The whole answer is the data below, retyped exactly.

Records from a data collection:
↓

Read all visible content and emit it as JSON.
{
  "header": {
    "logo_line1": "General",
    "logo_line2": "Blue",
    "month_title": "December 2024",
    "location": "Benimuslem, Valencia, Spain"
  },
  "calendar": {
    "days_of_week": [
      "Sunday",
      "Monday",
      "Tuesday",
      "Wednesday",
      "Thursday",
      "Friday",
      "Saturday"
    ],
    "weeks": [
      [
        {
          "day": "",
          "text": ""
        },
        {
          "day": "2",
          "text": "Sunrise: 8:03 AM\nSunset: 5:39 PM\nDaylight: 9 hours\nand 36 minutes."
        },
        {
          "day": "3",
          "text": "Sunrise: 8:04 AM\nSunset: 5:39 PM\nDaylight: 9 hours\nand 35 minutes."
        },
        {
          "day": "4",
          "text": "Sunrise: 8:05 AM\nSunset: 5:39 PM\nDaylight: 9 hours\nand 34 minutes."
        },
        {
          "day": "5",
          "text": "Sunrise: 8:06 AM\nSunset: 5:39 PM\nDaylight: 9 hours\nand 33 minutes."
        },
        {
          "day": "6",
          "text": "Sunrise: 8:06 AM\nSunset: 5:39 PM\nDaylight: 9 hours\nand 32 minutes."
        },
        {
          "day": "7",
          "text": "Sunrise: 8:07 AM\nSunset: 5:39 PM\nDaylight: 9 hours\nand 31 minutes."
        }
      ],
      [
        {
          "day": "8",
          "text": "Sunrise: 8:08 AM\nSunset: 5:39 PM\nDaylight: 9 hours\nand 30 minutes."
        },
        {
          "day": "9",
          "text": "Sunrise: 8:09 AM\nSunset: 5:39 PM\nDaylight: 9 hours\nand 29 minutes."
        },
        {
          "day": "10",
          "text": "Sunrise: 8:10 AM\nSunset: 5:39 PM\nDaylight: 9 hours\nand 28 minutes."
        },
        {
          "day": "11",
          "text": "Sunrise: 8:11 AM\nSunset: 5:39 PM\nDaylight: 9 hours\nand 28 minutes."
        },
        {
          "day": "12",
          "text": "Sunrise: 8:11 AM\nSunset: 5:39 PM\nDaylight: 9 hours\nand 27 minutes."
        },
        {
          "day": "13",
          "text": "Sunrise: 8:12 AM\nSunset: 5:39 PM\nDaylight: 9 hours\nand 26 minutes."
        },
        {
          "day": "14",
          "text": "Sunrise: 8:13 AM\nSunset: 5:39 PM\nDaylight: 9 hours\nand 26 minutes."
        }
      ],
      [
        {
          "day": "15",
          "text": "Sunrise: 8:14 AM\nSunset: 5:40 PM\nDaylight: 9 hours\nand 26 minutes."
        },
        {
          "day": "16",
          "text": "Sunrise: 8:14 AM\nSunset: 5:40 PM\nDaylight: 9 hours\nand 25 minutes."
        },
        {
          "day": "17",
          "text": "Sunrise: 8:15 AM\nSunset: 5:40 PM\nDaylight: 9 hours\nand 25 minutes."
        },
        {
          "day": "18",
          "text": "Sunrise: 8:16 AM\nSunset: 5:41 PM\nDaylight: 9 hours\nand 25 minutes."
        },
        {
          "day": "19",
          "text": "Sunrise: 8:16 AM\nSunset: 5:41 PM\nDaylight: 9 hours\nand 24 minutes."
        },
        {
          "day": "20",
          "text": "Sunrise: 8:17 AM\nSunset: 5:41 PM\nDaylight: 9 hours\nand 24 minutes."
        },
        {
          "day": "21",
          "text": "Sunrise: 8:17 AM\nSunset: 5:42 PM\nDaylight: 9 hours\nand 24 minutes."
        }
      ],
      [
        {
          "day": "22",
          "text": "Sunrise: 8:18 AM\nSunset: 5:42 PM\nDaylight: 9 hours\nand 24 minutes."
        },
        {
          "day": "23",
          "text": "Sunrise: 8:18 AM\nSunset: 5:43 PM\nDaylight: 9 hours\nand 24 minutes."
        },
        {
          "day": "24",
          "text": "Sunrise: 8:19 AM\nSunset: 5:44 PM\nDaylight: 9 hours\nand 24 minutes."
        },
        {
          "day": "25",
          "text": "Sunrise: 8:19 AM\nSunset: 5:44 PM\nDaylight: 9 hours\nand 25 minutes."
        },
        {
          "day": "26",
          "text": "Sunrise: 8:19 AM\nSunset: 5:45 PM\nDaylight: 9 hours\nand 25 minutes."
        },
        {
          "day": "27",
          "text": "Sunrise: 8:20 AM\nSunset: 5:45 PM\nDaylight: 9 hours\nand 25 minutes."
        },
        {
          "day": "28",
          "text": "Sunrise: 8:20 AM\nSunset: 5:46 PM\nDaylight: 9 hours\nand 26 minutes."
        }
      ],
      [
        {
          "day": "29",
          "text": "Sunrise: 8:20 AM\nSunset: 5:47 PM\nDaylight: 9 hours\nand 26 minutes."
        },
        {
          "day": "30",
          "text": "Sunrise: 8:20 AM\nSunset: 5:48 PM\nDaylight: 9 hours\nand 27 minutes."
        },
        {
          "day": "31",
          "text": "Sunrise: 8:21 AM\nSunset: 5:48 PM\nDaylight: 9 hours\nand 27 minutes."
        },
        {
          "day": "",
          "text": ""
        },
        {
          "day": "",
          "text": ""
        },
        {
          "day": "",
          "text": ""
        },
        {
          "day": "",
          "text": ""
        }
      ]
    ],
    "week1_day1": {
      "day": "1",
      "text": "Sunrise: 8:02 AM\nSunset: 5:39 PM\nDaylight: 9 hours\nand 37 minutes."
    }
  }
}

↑

-- Output of the task --
Read all visible content and emit it as JSON.
{
  "header": {
    "logo_line1": "General",
    "logo_line2": "Blue",
    "month_title": "December 2024",
    "location": "Benimuslem, Valencia, Spain"
  },
  "calendar": {
    "days_of_week": [
      "Sunday",
      "Monday",
      "Tuesday",
      "Wednesday",
      "Thursday",
      "Friday",
      "Saturday"
    ],
    "weeks": [
      [
        {
          "day": "",
          "text": ""
        },
        {
          "day": "2",
          "text": "Sunrise: 8:03 AM\nSunset: 5:39 PM\nDaylight: 9 hours\nand 36 minutes."
        },
        {
          "day": "3",
          "text": "Sunrise: 8:04 AM\nSunset: 5:39 PM\nDaylight: 9 hours\nand 35 minutes."
        },
        {
          "day": "4",
          "text": "Sunrise: 8:05 AM\nSunset: 5:39 PM\nDaylight: 9 hours\nand 34 minutes."
        },
        {
          "day": "5",
          "text": "Sunrise: 8:06 AM\nSunset: 5:39 PM\nDaylight: 9 hours\nand 33 minutes."
        },
        {
          "day": "6",
          "text": "Sunrise: 8:06 AM\nSunset: 5:39 PM\nDaylight: 9 hours\nand 32 minutes."
        },
        {
          "day": "7",
          "text": "Sunrise: 8:07 AM\nSunset: 5:39 PM\nDaylight: 9 hours\nand 31 minutes."
        }
      ],
      [
        {
          "day": "8",
          "text": "Sunrise: 8:08 AM\nSunset: 5:39 PM\nDaylight: 9 hours\nand 30 minutes."
        },
        {
          "day": "9",
          "text": "Sunrise: 8:09 AM\nSunset: 5:39 PM\nDaylight: 9 hours\nand 29 minutes."
        },
        {
          "day": "10",
          "text": "Sunrise: 8:10 AM\nSunset: 5:39 PM\nDaylight: 9 hours\nand 28 minutes."
        },
        {
          "day": "11",
          "text": "Sunrise: 8:11 AM\nSunset: 5:39 PM\nDaylight: 9 hours\nand 28 minutes."
        },
        {
          "day": "12",
          "text": "Sunrise: 8:11 AM\nSunset: 5:39 PM\nDaylight: 9 hours\nand 27 minutes."
        },
        {
          "day": "13",
          "text": "Sunrise: 8:12 AM\nSunset: 5:39 PM\nDaylight: 9 hours\nand 26 minutes."
        },
        {
          "day": "14",
          "text": "Sunrise: 8:13 AM\nSunset: 5:39 PM\nDaylight: 9 hours\nand 26 minutes."
        }
      ],
      [
        {
          "day": "15",
          "text": "Sunrise: 8:14 AM\nSunset: 5:40 PM\nDaylight: 9 hours\nand 26 minutes."
        },
        {
          "day": "16",
          "text": "Sunrise: 8:14 AM\nSunset: 5:40 PM\nDaylight: 9 hours\nand 25 minutes."
        },
        {
          "day": "17",
          "text": "Sunrise: 8:15 AM\nSunset: 5:40 PM\nDaylight: 9 hours\nand 25 minutes."
        },
        {
          "day": "18",
          "text": "Sunrise: 8:16 AM\nSunset: 5:41 PM\nDaylight: 9 hours\nand 25 minutes."
        },
        {
          "day": "19",
          "text": "Sunrise: 8:16 AM\nSunset: 5:41 PM\nDaylight: 9 hours\nand 24 minutes."
        },
        {
          "day": "20",
          "text": "Sunrise: 8:17 AM\nSunset: 5:41 PM\nDaylight: 9 hours\nand 24 minutes."
        },
        {
          "day": "21",
          "text": "Sunrise: 8:17 AM\nSunset: 5:42 PM\nDaylight: 9 hours\nand 24 minutes."
        }
      ],
      [
        {
          "day": "22",
          "text": "Sunrise: 8:18 AM\nSunset: 5:42 PM\nDaylight: 9 hours\nand 24 minutes."
        },
        {
          "day": "23",
          "text": "Sunrise: 8:18 AM\nSunset: 5:43 PM\nDaylight: 9 hours\nand 24 minutes."
        },
        {
          "day": "24",
          "text": "Sunrise: 8:19 AM\nSunset: 5:44 PM\nDaylight: 9 hours\nand 24 minutes."
        },
        {
          "day": "25",
          "text": "Sunrise: 8:19 AM\nSunset: 5:44 PM\nDaylight: 9 hours\nand 25 minutes."
        },
        {
          "day": "26",
          "text": "Sunrise: 8:19 AM\nSunset: 5:45 PM\nDaylight: 9 hours\nand 25 minutes."
        },
        {
          "day": "27",
          "text": "Sunrise: 8:20 AM\nSunset: 5:45 PM\nDaylight: 9 hours\nand 25 minutes."
        },
        {
          "day": "28",
          "text": "Sunrise: 8:20 AM\nSunset: 5:46 PM\nDaylight: 9 hours\nand 26 minutes."
        }
      ],
      [
        {
          "day": "29",
          "text": "Sunrise: 8:20 AM\nSunset: 5:47 PM\nDaylight: 9 hours\nand 26 minutes."
        },
        {
          "day": "30",
          "text": "Sunrise: 8:20 AM\nSunset: 5:48 PM\nDaylight: 9 hours\nand 27 minutes."
        },
        {
          "day": "31",
          "text": "Sunrise: 8:21 AM\nSunset: 5:48 PM\nDaylight: 9 hours\nand 27 minutes."
        },
        {
          "day": "",
          "text": ""
        },
        {
          "day": "",
          "text": ""
        },
        {
          "day": "",
          "text": ""
        },
        {
          "day": "",
          "text": ""
        }
      ]
    ],
    "week1_day1": {
      "day": "1",
      "text": "Sunrise: 8:02 AM\nSunset: 5:39 PM\nDaylight: 9 hours\nand 37 minutes."
    }
  }
}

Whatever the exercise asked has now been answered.